Periodic deep-dive workshops are a must, and be sure to make yourself available for private sessions too. Even if what you typically teach is a group workout, odds are someone would love to brush up on technique and ask you questions one-on-one, and those who are new to your workout will appreciate the opportunity to get close attention outside the pressure of a full class of regulars. If you have teacher trainings, try continuing education add-ons (workshops for teachers only like “How to Teach Beginners,” etc).

As with any new offering, it’s important to consider the needs of your client base. It might be worth polling or soliciting feedback from your clients (sending out a studio survey, putting a suggestions box at the front desk or even the old-fashioned way of chatting them up before or after class). Look around at what your competitors are offering. You want to be able to deliver the same level of service—and even better—so if studios with similar classes are offering teacher training, it might be something you should consider too. Don’t get too caught up on how you measure up though, and always be sure to focus on your own situation and financials first. Make sure you have the market and the resources to make it work. Which is to say, don’t start a teacher training program just to have it—make sure some of your clients are really interested in it and willing to sign up first.

A good thing to think about when positioning any additional offerings is how they serve as an extension of your community and brand. What works in the spirit of what your classes already offer? You can also position it as part of the lifestyle of your teachers, who your students likely already look to for wellness inspiration.

Keep everything affordable, but offer a range of price points and experiences so everyone can get involved, from people on a budget to those who have more money to spend. Add-on packages for your clients, like a class plus an energy bar deal, or a workshop partnered with a massage oil package discount, perform really well and give people that extra incentive to sign up.

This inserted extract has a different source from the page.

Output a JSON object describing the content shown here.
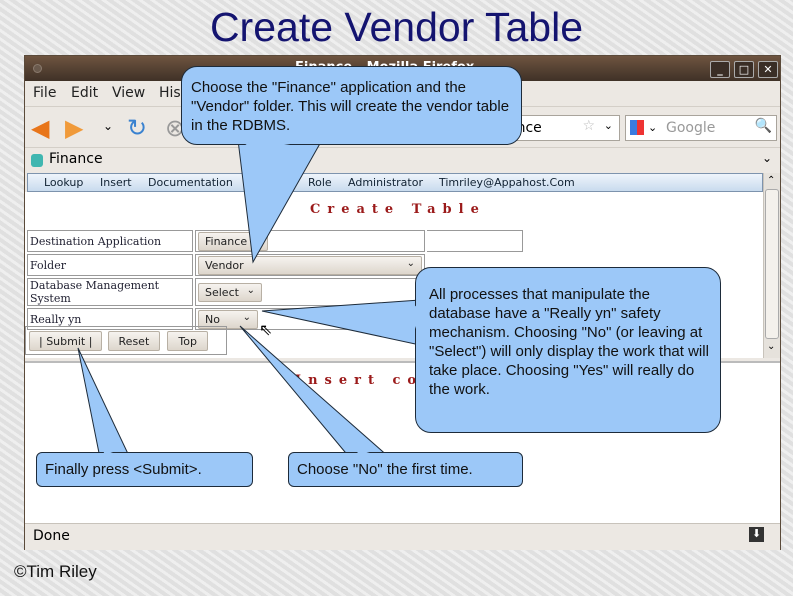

For teacher trainings, consider the additional costs that may come up to run these classes. Do you need to close off a class to host the training, or utilize another space? What are your costs for paying the instructor/trainer? Make sure you are making up for that lost revenue through teacher training fees. It may be helpful to provide a range of offerings and say you can increase or decrease the price based on the benefits you offer (i.e. do they get their own mat and supplies, is there a retreat included, etc.).

Everything you might typically do to market your studio, you can do to showcase these new opportunities. Include it in your weekly email newsletter, or put up flyers around the studio. Enlist your front desk staff to share them with each client as they check in for class, or have teachers announce upcoming events or offerings before or after class. As always, word-of-mouth is great if you can get the buzz started around the neighborhood. Encourage people to spread the word about workshops to their friends with bring-a-friend or referral deals and you’ll have the added bonus of introducing a new client to your studio.

Take your time to get educated before launching into something new. Listen to your clients and give them what they actually want, and keep it relevant to who you are and what you represent as a business. When looking into new merchandise, start small and buy conservative amounts of inventory to make sure your instincts are on track with what people are interested in purchasing from you. And above all, be open to trying and testing on a small scale while you feel out what works, whether that’s a new workshop, event or merchandise offerings in your studio for the first time.

Hayley Muth is part of the Partnerships Organization at ClassPass, heading up the Product & Integrations team. Before joining ClassPass, she worked as a manager at several New York City studios. Hayley’s experience in fitness also includes a 200-hour yoga certification and a lifelong involvement in studio culture as a dancer from a young age.